I am a strong supporter of the LIHTC program and efforts to expand the supply of affordable housing to slow the rise in rents and help millions of the most cost-burdened working families and individuals who spend at least half of their income on housing alone.  LIHTC has proven its effectiveness, and Congress should act to modernize and expand it and address our nation's serious affordable housing needs.

I led the first meeting of the Virginia Coalition to End Homelessness in 1984.  I also practiced as a fair housing attorney for 18 years and witnessed first-hand the devastating effects of homelessness.  The availability of a safe, affordable home is part of the American dream, and we should be working to see that dream become a reality for all Americans. 

Thank you again for contacting me.

Sincerely,

Tim Kaine

Thank you for writing to share your support for the “Affordable Housing Credit Improvement Act.”  I appreciate hearing from you, and I welcome the opportunity to respond.

Please know that I share your concern about the affordable housing crisis in California.  Homelessness remains one of our nation’s most persistent challenges, and I have made addressing this crisis one of my top priorities.

On June 4, 2019, Senator Maria Cantwell (D-WA) introduced the “Affordable Housing Credit Improvement Act” (S. 1703), which would strengthen and expand the Low-Income Housing Tax Credit (Housing Credit).  Specifically, this bill would increase the amount that states receive for the Housing Credit, modify cost-of-living adjustments, revise tenant living requirements, and increase the Housing Credit for certain projects designated to serve extremely low-income households, rural areas, and Native American communities.  S. 1703 is currently awaiting consideration by the Senate Committee on Finance, of which I am not a member.

You may be interested to know that two provisions of S. 548 were included in the Consolidated Appropriations Act of 2018 (Public Law 115-141) signed into law on March 23, 2018.  The first provision provides a 12.5 percent increase in Housing Credit allocation for Fiscal Years 2018-2021.  The second provision allows more flexibility to serve a range of low-income households.  Please know that I appreciate hearing of your support, and I will keep your views in mind should this issue come before the full Senate for further consideration.

As a member of the Senate Appropriations Committee, which has jurisdiction over funding for federal housing assistance programs, I am committed to working to ensure robust funding for essential housing programs that have been chronically underfunded relative to the growing need for housing assistance.

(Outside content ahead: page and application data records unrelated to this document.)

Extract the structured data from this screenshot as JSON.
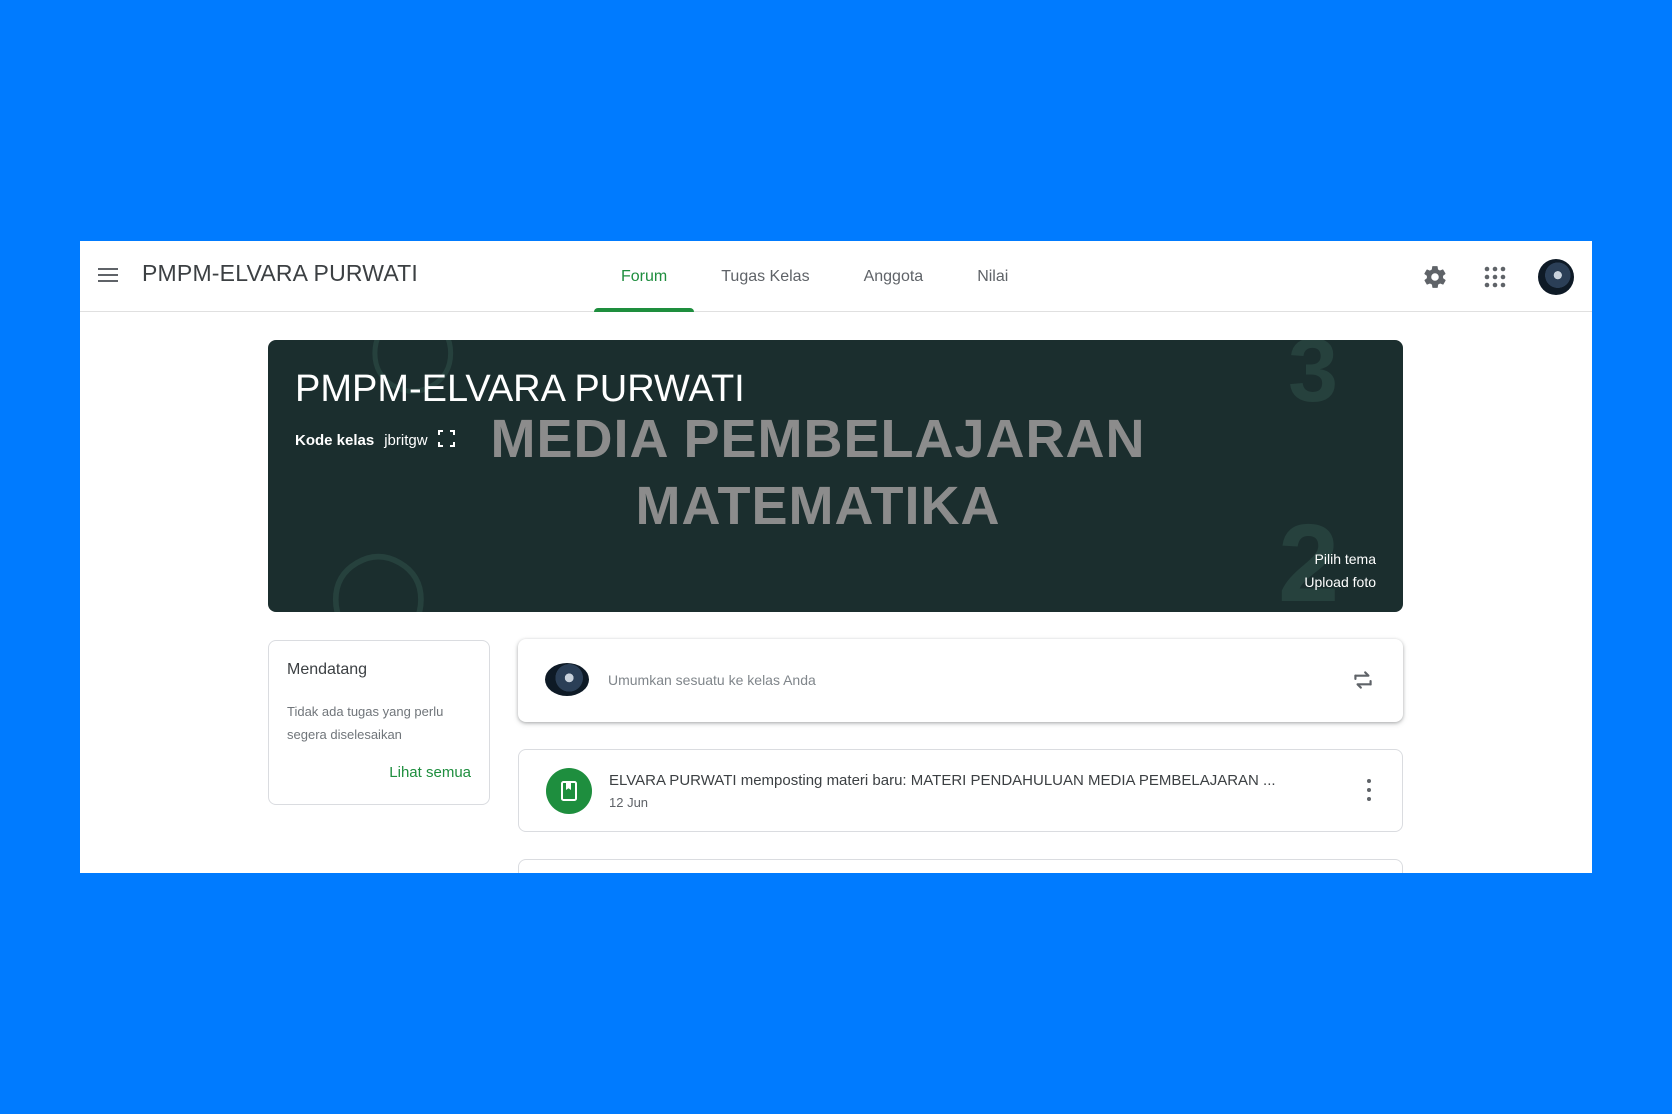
{
  "header": {
    "class_name": "PMPM-ELVARA PURWATI",
    "tabs": [
      {
        "label": "Forum",
        "active": true
      },
      {
        "label": "Tugas Kelas",
        "active": false
      },
      {
        "label": "Anggota",
        "active": false
      },
      {
        "label": "Nilai",
        "active": false
      }
    ],
    "icons": [
      "menu-icon",
      "settings-gear-icon",
      "apps-grid-icon",
      "account-avatar"
    ]
  },
  "banner": {
    "title": "PMPM-ELVARA PURWATI",
    "code_label": "Kode kelas",
    "code_value": "jbritgw",
    "image_text_line1": "MEDIA PEMBELAJARAN",
    "image_text_line2": "MATEMATIKA",
    "choose_theme": "Pilih tema",
    "upload_photo": "Upload foto"
  },
  "upcoming": {
    "heading": "Mendatang",
    "description": "Tidak ada tugas yang perlu segera diselesaikan",
    "view_all": "Lihat semua"
  },
  "announce": {
    "placeholder": "Umumkan sesuatu ke kelas Anda"
  },
  "posts": [
    {
      "title": "ELVARA PURWATI memposting materi baru: MATERI PENDAHULUAN MEDIA PEMBELAJARAN ...",
      "date": "12 Jun"
    }
  ],
  "colors": {
    "background": "#007bff",
    "accent_green": "#1e8e3e",
    "banner_bg": "#1b2e2e"
  }
}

Once again, thank you for writing.  Should you have any other questions or comments, please call my Washington, D.C. office at (202) 224-3841 or visit my website at feinstein.senate.gov.  You can also follow me online at YouTube, Facebook and Twitter, and you can sign up for my email newsletter at feinstein.senate.gov/newsletter. 

Best regards.

Sincerely yours,


Dianne Feinstein
United States Senator